> _WORK TASK_: Go through the material and pull out every line with the string "Search" in it.

------------------------

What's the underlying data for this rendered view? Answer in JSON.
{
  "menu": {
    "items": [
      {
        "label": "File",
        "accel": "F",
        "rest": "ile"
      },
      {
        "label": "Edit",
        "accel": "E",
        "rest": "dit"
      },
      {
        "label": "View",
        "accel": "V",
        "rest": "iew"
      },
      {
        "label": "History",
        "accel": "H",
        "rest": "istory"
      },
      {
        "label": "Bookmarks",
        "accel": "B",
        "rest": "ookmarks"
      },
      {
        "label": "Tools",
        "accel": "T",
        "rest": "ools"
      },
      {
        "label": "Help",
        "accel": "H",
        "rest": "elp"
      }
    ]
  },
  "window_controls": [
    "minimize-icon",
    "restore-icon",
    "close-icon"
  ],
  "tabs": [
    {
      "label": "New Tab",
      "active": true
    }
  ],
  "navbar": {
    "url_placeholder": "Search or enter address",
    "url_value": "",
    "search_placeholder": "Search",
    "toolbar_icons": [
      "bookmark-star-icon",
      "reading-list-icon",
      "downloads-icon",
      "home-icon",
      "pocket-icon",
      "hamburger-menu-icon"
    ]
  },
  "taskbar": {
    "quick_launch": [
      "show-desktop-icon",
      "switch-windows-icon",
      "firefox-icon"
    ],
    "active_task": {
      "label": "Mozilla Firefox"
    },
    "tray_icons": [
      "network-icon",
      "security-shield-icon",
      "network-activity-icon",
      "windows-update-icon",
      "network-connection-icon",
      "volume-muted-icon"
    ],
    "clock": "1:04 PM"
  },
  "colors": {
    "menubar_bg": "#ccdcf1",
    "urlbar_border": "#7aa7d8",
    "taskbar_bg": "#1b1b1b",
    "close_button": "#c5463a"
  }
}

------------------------

> _REPLY TO THE EXERCISE_:
    "url_placeholder": "Search or enter address",
    "search_placeholder": "Search",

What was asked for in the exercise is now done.